_What to produce_. Set down again each entry exactly as it reads, pictures excluded.

── Exercise materials

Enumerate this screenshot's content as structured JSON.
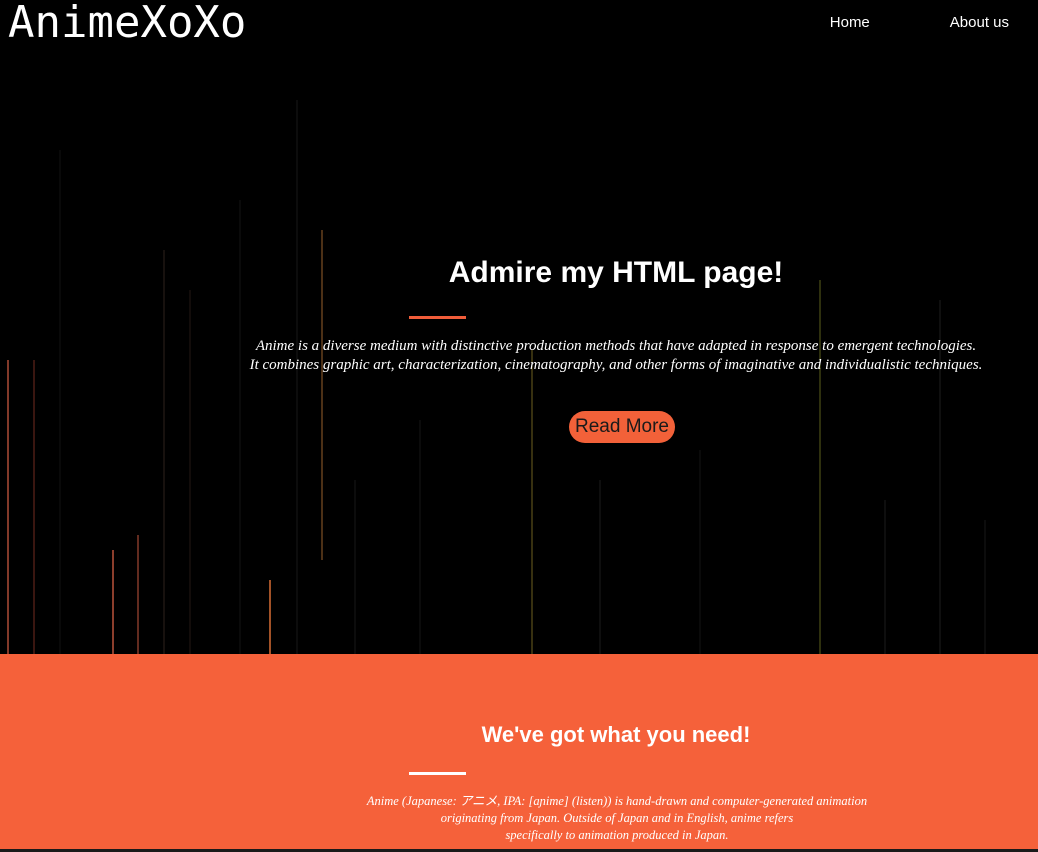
{
  "brand": {
    "title": "AnimeXoXo"
  },
  "nav": {
    "items": [
      {
        "label": "Home"
      },
      {
        "label": "About us"
      }
    ]
  },
  "hero": {
    "title": "Admire my HTML page!",
    "text_line1": "Anime is a diverse medium with distinctive production methods that have adapted in response to emergent technologies.",
    "text_line2": "It combines graphic art, characterization, cinematography, and other forms of imaginative and individualistic techniques.",
    "button_label": "Read More",
    "background": "dark-with-vertical-light-streaks"
  },
  "band": {
    "title": "We've got what you need!",
    "text_line1": "Anime (Japanese: アニメ, IPA: [aɲime] (listen)) is hand-drawn and computer-generated animation",
    "text_line2": "originating from Japan. Outside of Japan and in English, anime refers",
    "text_line3": "specifically to animation produced in Japan."
  },
  "colors": {
    "accent": "#f5613a",
    "hero_bg": "#000000",
    "text": "#ffffff"
  }
}
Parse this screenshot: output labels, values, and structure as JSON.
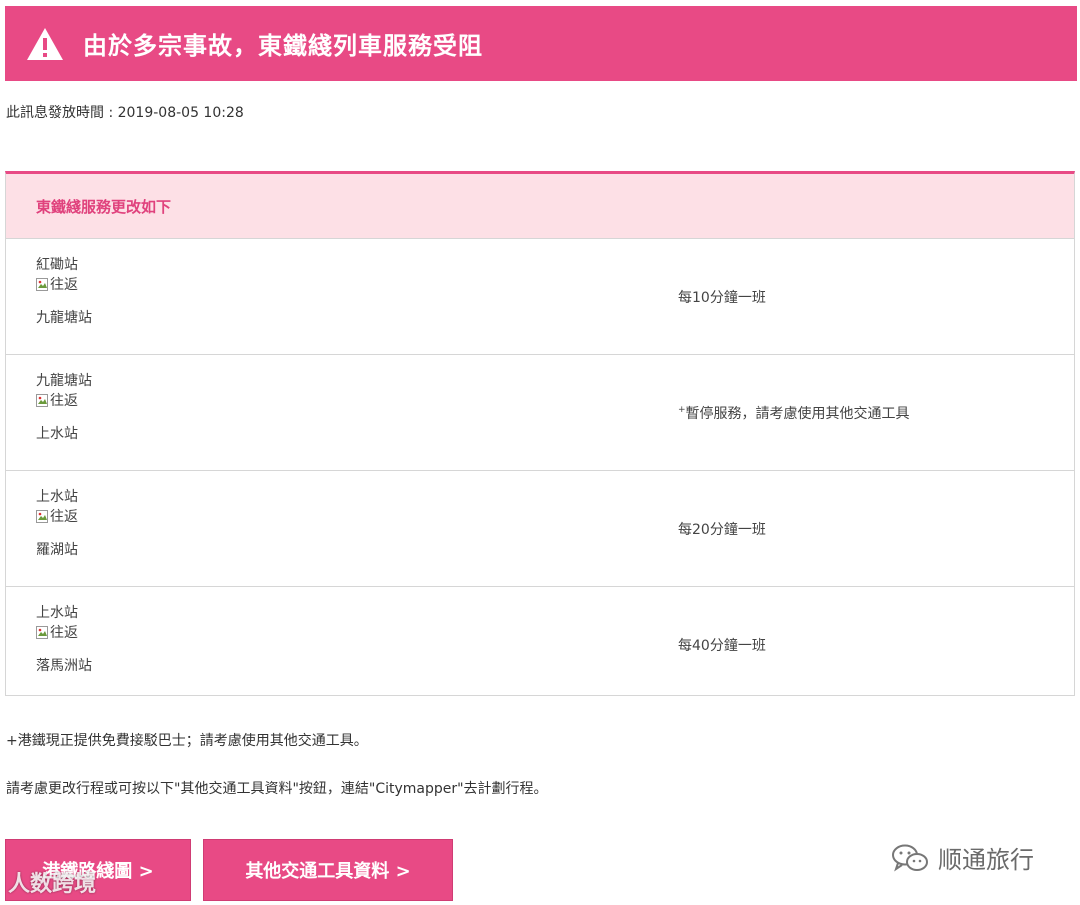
{
  "banner": {
    "title": "由於多宗事故，東鐵綫列車服務受阻",
    "icon": "warning-icon"
  },
  "issued_label": "此訊息發放時間 : 2019-08-05 10:28",
  "panel": {
    "heading": "東鐵綫服務更改如下",
    "rows": [
      {
        "from": "紅磡站",
        "img_alt": "往返",
        "to": "九龍塘站",
        "freq": "每10分鐘一班",
        "sup": ""
      },
      {
        "from": "九龍塘站",
        "img_alt": "往返",
        "to": "上水站",
        "freq": "暫停服務，請考慮使用其他交通工具",
        "sup": "+"
      },
      {
        "from": "上水站",
        "img_alt": "往返",
        "to": "羅湖站",
        "freq": "每20分鐘一班",
        "sup": ""
      },
      {
        "from": "上水站",
        "img_alt": "往返",
        "to": "落馬洲站",
        "freq": "每40分鐘一班",
        "sup": ""
      }
    ]
  },
  "notes": {
    "note1": "+港鐵現正提供免費接駁巴士；請考慮使用其他交通工具。",
    "note2": "請考慮更改行程或可按以下\"其他交通工具資料\"按鈕，連結\"Citymapper\"去計劃行程。"
  },
  "buttons": {
    "route_map": "港鐵路綫圖 >",
    "other_transport": "其他交通工具資料 >"
  },
  "watermarks": {
    "right": "顺通旅行",
    "left": "人数跨境"
  },
  "colors": {
    "accent": "#e84a85",
    "panel_head_bg": "#fde0e6",
    "heading_text": "#e0427d"
  }
}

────

_Written response_.
Enumerate this screenshot's content as structured JSON.
{
  "brand": {
    "title": "AnimeXoXo"
  },
  "nav": {
    "items": [
      {
        "label": "Home"
      },
      {
        "label": "About us"
      }
    ]
  },
  "hero": {
    "title": "Admire my HTML page!",
    "text_line1": "Anime is a diverse medium with distinctive production methods that have adapted in response to emergent technologies.",
    "text_line2": "It combines graphic art, characterization, cinematography, and other forms of imaginative and individualistic techniques.",
    "button_label": "Read More",
    "background": "dark-with-vertical-light-streaks"
  },
  "band": {
    "title": "We've got what you need!",
    "text_line1": "Anime (Japanese: アニメ, IPA: [aɲime] (listen)) is hand-drawn and computer-generated animation",
    "text_line2": "originating from Japan. Outside of Japan and in English, anime refers",
    "text_line3": "specifically to animation produced in Japan."
  },
  "colors": {
    "accent": "#f5613a",
    "hero_bg": "#000000",
    "text": "#ffffff"
  }
}
Parse this screenshot: output labels, values, and structure as JSON.
{
  "banner": {
    "title": "由於多宗事故，東鐵綫列車服務受阻",
    "icon": "warning-icon"
  },
  "issued_label": "此訊息發放時間 : 2019-08-05 10:28",
  "panel": {
    "heading": "東鐵綫服務更改如下",
    "rows": [
      {
        "from": "紅磡站",
        "img_alt": "往返",
        "to": "九龍塘站",
        "freq": "每10分鐘一班",
        "sup": ""
      },
      {
        "from": "九龍塘站",
        "img_alt": "往返",
        "to": "上水站",
        "freq": "暫停服務，請考慮使用其他交通工具",
        "sup": "+"
      },
      {
        "from": "上水站",
        "img_alt": "往返",
        "to": "羅湖站",
        "freq": "每20分鐘一班",
        "sup": ""
      },
      {
        "from": "上水站",
        "img_alt": "往返",
        "to": "落馬洲站",
        "freq": "每40分鐘一班",
        "sup": ""
      }
    ]
  },
  "notes": {
    "note1": "+港鐵現正提供免費接駁巴士；請考慮使用其他交通工具。",
    "note2": "請考慮更改行程或可按以下\"其他交通工具資料\"按鈕，連結\"Citymapper\"去計劃行程。"
  },
  "buttons": {
    "route_map": "港鐵路綫圖 >",
    "other_transport": "其他交通工具資料 >"
  },
  "watermarks": {
    "right": "顺通旅行",
    "left": "人数跨境"
  },
  "colors": {
    "accent": "#e84a85",
    "panel_head_bg": "#fde0e6",
    "heading_text": "#e0427d"
  }
}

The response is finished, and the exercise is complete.